When a routine scan showed that Chloe Howard had a hole in her heart and two clubfeet, doctors told her parents to have an abortion. But they knew God knew better. When she was born, her heart, and one of her feet, were healed—a miracle they could never have expected.
Her clubfoot has required six major surgeries, but Chloe’s parents never let her forget that she was made in God’s image. ‘They did an incredible job teaching me that I was not a mistake, I was not an accident,’ she told Vision’s Neil Johnson.
‘God did not mess up when He made my foot. Everyone is made differently, and my difference was just easier to see. I think it’s so important for parents everywhere to teach their children that truth.’
But at 14, Chloe suffered a traumatic assault that left her questioning everything she believed. At her Christian high school, she was targeted and bullied because of her disability.
‘I was told to take off my shoe, and I said no. I was told several more times, and I said no several more times. My arms were held to my side. I was lifted up by someone stronger than me and my sock and shoe were ripped off. My deformed foot was exposed to a large group of my peers.’
‘Some people hear my story and say, “Chloe, it’s a bummer that happened to you. I’m sorry, but I don’t get why it’s such a big deal. It’s just a foot.” But it’s my foot, and my body, and no one has the right to touch anyone without their consent, ever. This foot has a lot of weight to it. This foot and I have been on quite a journey with all the surgeries and the weight of what comes with growing up with a disability.’

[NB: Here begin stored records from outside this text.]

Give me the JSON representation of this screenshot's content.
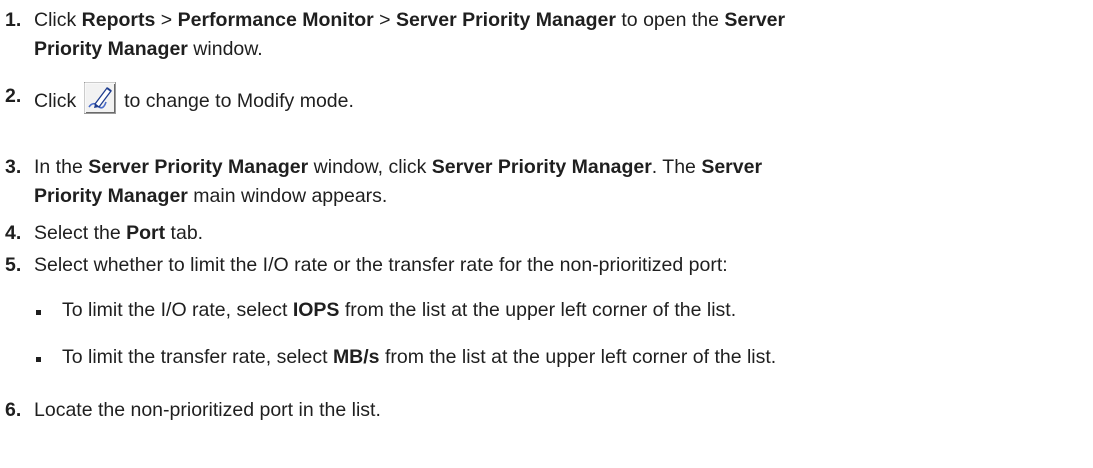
{
  "steps": [
    {
      "num": "1.",
      "parts": [
        "Click ",
        "Reports",
        " > ",
        "Performance Monitor",
        " > ",
        "Server Priority Manager",
        " to open the ",
        "Server",
        "Priority Manager",
        " window."
      ]
    },
    {
      "num": "2.",
      "before": "Click ",
      "icon": "modify-pen-icon",
      "after": " to change to Modify mode."
    },
    {
      "num": "3.",
      "parts": [
        "In the ",
        "Server Priority Manager",
        " window, click ",
        "Server Priority Manager",
        ". The ",
        "Server",
        "Priority Manager",
        " main window appears."
      ]
    },
    {
      "num": "4.",
      "parts": [
        "Select the ",
        "Port",
        " tab."
      ]
    },
    {
      "num": "5.",
      "text": "Select whether to limit the I/O rate or the transfer rate for the non-prioritized port:",
      "bullets": [
        {
          "before": "To limit the I/O rate, select ",
          "bold": "IOPS",
          "after": " from the list at the upper left corner of the list."
        },
        {
          "before": "To limit the transfer rate, select ",
          "bold": "MB/s",
          "after": " from the list at the upper left corner of the list."
        }
      ]
    },
    {
      "num": "6.",
      "text": "Locate the non-prioritized port in the list."
    }
  ]
}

‘This moment took the 14 years of self-acceptance and love towards this foot that my parents had instilled in me, and completely ripped it all away within 90 seconds. As my foot was being held out in front of me, naked in front of these angry prying eyes, I remember looking at that foot and seeing everything I had always seen in front of me. The silver scars I have tracing my twisted foot, all the spots on the end of my toes where there should be toenails but there aren’t, all the bruises and permanent discolouration, I saw all of that.’
there is beauty to be found in brokenness
‘And for the first time in my life, I recognised what I was seeing as something ugly, as something worthy of shame. I quickly grew this hatred within me for this left deformed foot. This day sparked within me this period of depression, of suicidal thoughts and of feeling invisible because these perpetrators, these assaulters had not listened to my “no”. I felt that maybe my words did not matter, so I quickly began to isolate myself from everyone. I stopped going out, stopped seeing my friends, my body was heavy and tired—I was becoming scared of my own thoughts. I felt like God had left me truly alone and couldn’t possibly have a plan for my life. I remember saying, “God, if you’re a good God, why do you allow these terrible things to happen?”’
‘I spent months in this dark place, and it wasn’t until a pastor at my local Church recommended that I read the book of Jonah that I started to see and realise that maybe God was with me through it all. It was such a hard concept to grasp that bad things happen and that such a good and just God could exist in that moment.’
A verse that really stood out to Chloe and provided her with the strength to carry on was Jonah 2:6 ESV: ‘You brought up my life from the pit, O Lord my God!’
Chloe came out of her trial with a message, and God gave her the platforms she needed to spread it. At just 19, she’s presented a TEDx Talk, written two books, and built an anti-bullying website, ‘standbeautiful.me’.
She admits that trusting Him hasn’t always been easy. ‘This journey has been really hard these past 19 years, and I know my life won’t stop being hard. But I have come to find that there is beauty to be found in brokenness, and hope to be found in the dark and a future to be found in saying yes.’
Watch the TEDx Talk here